Abstract 14901: Granulocyte-colony Stimulating Factor Attenuates Endothelial Dysfunction After Sirolimus-eluting Stent Implantation
Introduction: Endothelial dysfunction after sirolimus-eluting stent (SES) implantation that may be associated with adverse cardiac events during follow-up has been demonstrated. In a rabbit model, enhancement of endothelial healing after paclitaxel-eluting stent implantation by granulocyte-colony stimulating factor (G-CSF) has been reported.
Hypothesis: We assessed the hypothesis that G-CSF attenuates endothelial dysfunction after SES implantation.
Methods: The present double-blinded randomized placebo-control study included 100 patients who underwent SES implantation. They were assigned to the G-CSF group (n=50) or the placebo group (n=50). After successful SES implantation, patients received subcutaneous injection of G-CSF (300 μ g daily) or saline for 5 days. Endothelial function was estimated by measuring the coronary vasoreactivity in reference segment within 15 mm proximal and distal to SES in response to intracoronary acetylcholine infusion (10-8 and 10-7 mol/L) at 9-month follow-up. Endothelium-independent vasomotion was assessed after an intracoronary bolus of isosorbide dinitrate.

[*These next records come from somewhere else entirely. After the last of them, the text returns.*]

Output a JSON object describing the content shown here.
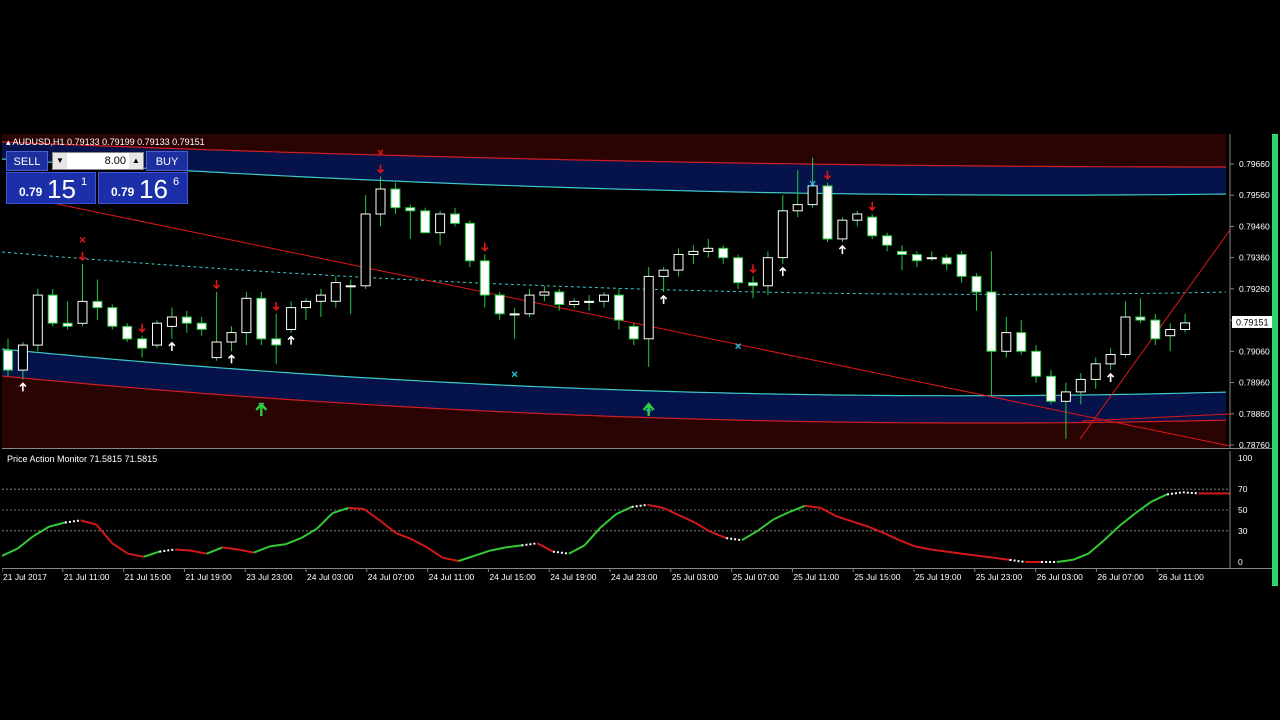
{
  "chart": {
    "symbol_line": "AUDUSD,H1  0.79133 0.79199 0.79133 0.79151",
    "current_price": "0.79151",
    "price_ticks": [
      "0.79660",
      "0.79560",
      "0.79460",
      "0.79360",
      "0.79260",
      "0.79160",
      "0.79060",
      "0.78960",
      "0.78860",
      "0.78760"
    ],
    "colors": {
      "up_candle": "#ffffff",
      "down_candle": "#ffffff",
      "wick": "#26c640",
      "band_fill_blue": "#06124a",
      "band_fill_red": "#2a0303",
      "band_line_cyan": "#3ec9c9",
      "band_line_red": "#d11f1f",
      "trend_line": "#e01616",
      "signal_up": "#ffffff",
      "signal_down": "#e01616",
      "signal_x": "#29b9d8",
      "big_arrow": "#2ecc40"
    },
    "icons": {
      "up_arrow": "up-arrow-icon",
      "down_arrow": "down-arrow-icon",
      "cross": "cross-marker-icon",
      "collapse": "collapse-triangle-icon"
    }
  },
  "ticket": {
    "sell_label": "SELL",
    "buy_label": "BUY",
    "lot": "8.00",
    "spin_down": "▼",
    "spin_up": "▲",
    "sell_small": "0.79",
    "sell_big": "15",
    "sell_sup": "1",
    "buy_small": "0.79",
    "buy_big": "16",
    "buy_sup": "6"
  },
  "oscillator": {
    "title": "Price Action Monitor 71.5815 71.5815",
    "levels": [
      "100",
      "70",
      "50",
      "30",
      "0"
    ],
    "values": [
      6,
      13,
      25,
      34,
      38,
      40,
      36,
      18,
      8,
      5,
      10,
      12,
      11,
      8,
      14,
      12,
      9,
      15,
      17,
      23,
      32,
      47,
      52,
      51,
      40,
      28,
      22,
      14,
      4,
      1,
      6,
      11,
      14,
      16,
      18,
      10,
      8,
      16,
      33,
      46,
      53,
      55,
      52,
      45,
      38,
      29,
      23,
      21,
      30,
      41,
      48,
      54,
      52,
      44,
      39,
      34,
      28,
      21,
      15,
      12,
      10,
      8,
      6,
      4,
      2,
      0,
      0,
      0,
      2,
      8,
      21,
      35,
      47,
      58,
      65,
      67,
      66,
      66,
      66
    ],
    "colors": {
      "rise": "#36c936",
      "fall": "#d21818",
      "dash": "#ffffff",
      "level_line": "#9a9a9a"
    }
  },
  "time_axis": {
    "labels": [
      "21 Jul 2017",
      "21 Jul 11:00",
      "21 Jul 15:00",
      "21 Jul 19:00",
      "23 Jul 23:00",
      "24 Jul 03:00",
      "24 Jul 07:00",
      "24 Jul 11:00",
      "24 Jul 15:00",
      "24 Jul 19:00",
      "24 Jul 23:00",
      "25 Jul 03:00",
      "25 Jul 07:00",
      "25 Jul 11:00",
      "25 Jul 15:00",
      "25 Jul 19:00",
      "25 Jul 23:00",
      "26 Jul 03:00",
      "26 Jul 07:00",
      "26 Jul 11:00"
    ]
  },
  "chart_data": {
    "type": "candlestick",
    "price_scale": [
      0.7876,
      0.7966
    ],
    "candles": [
      {
        "o": 0.79064,
        "h": 0.791,
        "l": 0.7898,
        "c": 0.79
      },
      {
        "o": 0.79,
        "h": 0.7909,
        "l": 0.7897,
        "c": 0.7908
      },
      {
        "o": 0.7908,
        "h": 0.7926,
        "l": 0.7906,
        "c": 0.7924
      },
      {
        "o": 0.7924,
        "h": 0.7926,
        "l": 0.7914,
        "c": 0.7915
      },
      {
        "o": 0.7915,
        "h": 0.7922,
        "l": 0.7913,
        "c": 0.7914
      },
      {
        "o": 0.7915,
        "h": 0.7934,
        "l": 0.7914,
        "c": 0.7922
      },
      {
        "o": 0.7922,
        "h": 0.7929,
        "l": 0.7916,
        "c": 0.792
      },
      {
        "o": 0.792,
        "h": 0.7921,
        "l": 0.7913,
        "c": 0.7914
      },
      {
        "o": 0.7914,
        "h": 0.7915,
        "l": 0.7909,
        "c": 0.791
      },
      {
        "o": 0.791,
        "h": 0.7911,
        "l": 0.7904,
        "c": 0.7907
      },
      {
        "o": 0.7908,
        "h": 0.7916,
        "l": 0.7907,
        "c": 0.7915
      },
      {
        "o": 0.7914,
        "h": 0.792,
        "l": 0.791,
        "c": 0.7917
      },
      {
        "o": 0.7917,
        "h": 0.7919,
        "l": 0.7912,
        "c": 0.7915
      },
      {
        "o": 0.7915,
        "h": 0.7917,
        "l": 0.7911,
        "c": 0.7913
      },
      {
        "o": 0.7904,
        "h": 0.7925,
        "l": 0.7903,
        "c": 0.7909
      },
      {
        "o": 0.7909,
        "h": 0.7914,
        "l": 0.7906,
        "c": 0.7912
      },
      {
        "o": 0.7912,
        "h": 0.7925,
        "l": 0.7908,
        "c": 0.7923
      },
      {
        "o": 0.7923,
        "h": 0.7925,
        "l": 0.7908,
        "c": 0.791
      },
      {
        "o": 0.791,
        "h": 0.7918,
        "l": 0.7902,
        "c": 0.7908
      },
      {
        "o": 0.7913,
        "h": 0.7922,
        "l": 0.7912,
        "c": 0.792
      },
      {
        "o": 0.792,
        "h": 0.7923,
        "l": 0.7916,
        "c": 0.7922
      },
      {
        "o": 0.7922,
        "h": 0.7926,
        "l": 0.7917,
        "c": 0.7924
      },
      {
        "o": 0.7922,
        "h": 0.793,
        "l": 0.792,
        "c": 0.7928
      },
      {
        "o": 0.7927,
        "h": 0.7929,
        "l": 0.7918,
        "c": 0.7927
      },
      {
        "o": 0.7927,
        "h": 0.7956,
        "l": 0.7926,
        "c": 0.795
      },
      {
        "o": 0.795,
        "h": 0.7962,
        "l": 0.7946,
        "c": 0.7958
      },
      {
        "o": 0.7958,
        "h": 0.796,
        "l": 0.795,
        "c": 0.7952
      },
      {
        "o": 0.7952,
        "h": 0.7953,
        "l": 0.7942,
        "c": 0.7951
      },
      {
        "o": 0.7951,
        "h": 0.7952,
        "l": 0.7944,
        "c": 0.7944
      },
      {
        "o": 0.7944,
        "h": 0.7951,
        "l": 0.794,
        "c": 0.795
      },
      {
        "o": 0.795,
        "h": 0.7952,
        "l": 0.7946,
        "c": 0.7947
      },
      {
        "o": 0.7947,
        "h": 0.7948,
        "l": 0.7933,
        "c": 0.7935
      },
      {
        "o": 0.7935,
        "h": 0.7937,
        "l": 0.792,
        "c": 0.7924
      },
      {
        "o": 0.7924,
        "h": 0.7925,
        "l": 0.7916,
        "c": 0.7918
      },
      {
        "o": 0.7918,
        "h": 0.792,
        "l": 0.791,
        "c": 0.7918
      },
      {
        "o": 0.7918,
        "h": 0.7926,
        "l": 0.7917,
        "c": 0.7924
      },
      {
        "o": 0.7924,
        "h": 0.7927,
        "l": 0.7922,
        "c": 0.7925
      },
      {
        "o": 0.7925,
        "h": 0.7926,
        "l": 0.7919,
        "c": 0.7921
      },
      {
        "o": 0.7921,
        "h": 0.7923,
        "l": 0.792,
        "c": 0.7922
      },
      {
        "o": 0.7922,
        "h": 0.7924,
        "l": 0.7919,
        "c": 0.7922
      },
      {
        "o": 0.7922,
        "h": 0.7925,
        "l": 0.792,
        "c": 0.7924
      },
      {
        "o": 0.7924,
        "h": 0.7926,
        "l": 0.7913,
        "c": 0.7916
      },
      {
        "o": 0.7914,
        "h": 0.7915,
        "l": 0.7908,
        "c": 0.791
      },
      {
        "o": 0.791,
        "h": 0.7933,
        "l": 0.7901,
        "c": 0.793
      },
      {
        "o": 0.793,
        "h": 0.7933,
        "l": 0.7925,
        "c": 0.7932
      },
      {
        "o": 0.7932,
        "h": 0.7939,
        "l": 0.793,
        "c": 0.7937
      },
      {
        "o": 0.7937,
        "h": 0.794,
        "l": 0.7934,
        "c": 0.7938
      },
      {
        "o": 0.7938,
        "h": 0.7942,
        "l": 0.7936,
        "c": 0.7939
      },
      {
        "o": 0.7939,
        "h": 0.794,
        "l": 0.7934,
        "c": 0.7936
      },
      {
        "o": 0.7936,
        "h": 0.7937,
        "l": 0.7926,
        "c": 0.7928
      },
      {
        "o": 0.7928,
        "h": 0.793,
        "l": 0.7923,
        "c": 0.7927
      },
      {
        "o": 0.7927,
        "h": 0.7938,
        "l": 0.7924,
        "c": 0.7936
      },
      {
        "o": 0.7936,
        "h": 0.7956,
        "l": 0.7934,
        "c": 0.7951
      },
      {
        "o": 0.7951,
        "h": 0.7964,
        "l": 0.7949,
        "c": 0.7953
      },
      {
        "o": 0.7953,
        "h": 0.7968,
        "l": 0.7952,
        "c": 0.7959
      },
      {
        "o": 0.7959,
        "h": 0.796,
        "l": 0.7941,
        "c": 0.7942
      },
      {
        "o": 0.7942,
        "h": 0.7949,
        "l": 0.7941,
        "c": 0.7948
      },
      {
        "o": 0.7948,
        "h": 0.7951,
        "l": 0.7946,
        "c": 0.795
      },
      {
        "o": 0.7949,
        "h": 0.795,
        "l": 0.7942,
        "c": 0.7943
      },
      {
        "o": 0.7943,
        "h": 0.7944,
        "l": 0.7938,
        "c": 0.794
      },
      {
        "o": 0.7938,
        "h": 0.794,
        "l": 0.7932,
        "c": 0.7937
      },
      {
        "o": 0.7937,
        "h": 0.7938,
        "l": 0.7933,
        "c": 0.7935
      },
      {
        "o": 0.7936,
        "h": 0.7938,
        "l": 0.7935,
        "c": 0.7936
      },
      {
        "o": 0.7936,
        "h": 0.7937,
        "l": 0.7932,
        "c": 0.7934
      },
      {
        "o": 0.7937,
        "h": 0.7938,
        "l": 0.7928,
        "c": 0.793
      },
      {
        "o": 0.793,
        "h": 0.7931,
        "l": 0.7919,
        "c": 0.7925
      },
      {
        "o": 0.7925,
        "h": 0.7938,
        "l": 0.7892,
        "c": 0.7906
      },
      {
        "o": 0.7906,
        "h": 0.7917,
        "l": 0.7904,
        "c": 0.7912
      },
      {
        "o": 0.7912,
        "h": 0.7916,
        "l": 0.7905,
        "c": 0.7906
      },
      {
        "o": 0.7906,
        "h": 0.7908,
        "l": 0.7896,
        "c": 0.7898
      },
      {
        "o": 0.7898,
        "h": 0.79,
        "l": 0.7889,
        "c": 0.789
      },
      {
        "o": 0.789,
        "h": 0.7896,
        "l": 0.7878,
        "c": 0.7893
      },
      {
        "o": 0.7893,
        "h": 0.7899,
        "l": 0.7889,
        "c": 0.7897
      },
      {
        "o": 0.7897,
        "h": 0.7904,
        "l": 0.7894,
        "c": 0.7902
      },
      {
        "o": 0.7902,
        "h": 0.7907,
        "l": 0.79,
        "c": 0.7905
      },
      {
        "o": 0.7905,
        "h": 0.7922,
        "l": 0.7904,
        "c": 0.7917
      },
      {
        "o": 0.7917,
        "h": 0.7923,
        "l": 0.7915,
        "c": 0.7916
      },
      {
        "o": 0.7916,
        "h": 0.7918,
        "l": 0.7908,
        "c": 0.791
      },
      {
        "o": 0.7911,
        "h": 0.7915,
        "l": 0.7906,
        "c": 0.7913
      },
      {
        "o": 0.7913,
        "h": 0.7918,
        "l": 0.7912,
        "c": 0.79151
      }
    ],
    "signals": [
      {
        "i": 1,
        "type": "up"
      },
      {
        "i": 5,
        "type": "down_x"
      },
      {
        "i": 9,
        "type": "down"
      },
      {
        "i": 11,
        "type": "up"
      },
      {
        "i": 14,
        "type": "down"
      },
      {
        "i": 15,
        "type": "up"
      },
      {
        "i": 18,
        "type": "down"
      },
      {
        "i": 19,
        "type": "up"
      },
      {
        "i": 25,
        "type": "down_x"
      },
      {
        "i": 32,
        "type": "down"
      },
      {
        "i": 44,
        "type": "up"
      },
      {
        "i": 50,
        "type": "down"
      },
      {
        "i": 52,
        "type": "up"
      },
      {
        "i": 55,
        "type": "down"
      },
      {
        "i": 56,
        "type": "up"
      },
      {
        "i": 58,
        "type": "down"
      },
      {
        "i": 74,
        "type": "up"
      }
    ],
    "cross_markers": [
      {
        "i": 17,
        "price": 0.7897
      },
      {
        "i": 34,
        "price": 0.7907
      },
      {
        "i": 43,
        "price": 0.7896
      },
      {
        "i": 49,
        "price": 0.7916
      },
      {
        "i": 54,
        "price": 0.7968
      }
    ],
    "big_arrows": [
      {
        "i": 17
      },
      {
        "i": 43
      }
    ]
  }
}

Results: Follow-up angiography was performed in 41 patients (82%) at 292.0 ± 22.6 days for the G-CSF group and 46 patients (92%) at 287.0 ± 10.3 days for the placebo group (p = 0.14 and p = 0.18, respectively). Changes in coronary diameter in response to acetylcholine infusion in segment proximal to SES were not significantly different between the 2 groups. However, in segment distal to SES, vasoconstriction to acetylcholine infusion was attenuated in the G-CSF group (Figure).
Conclusion: In conclusion, G-CSF attenuates endothelial dysfunction after SES implantation.
- © 2011 by American Heart Association, Inc.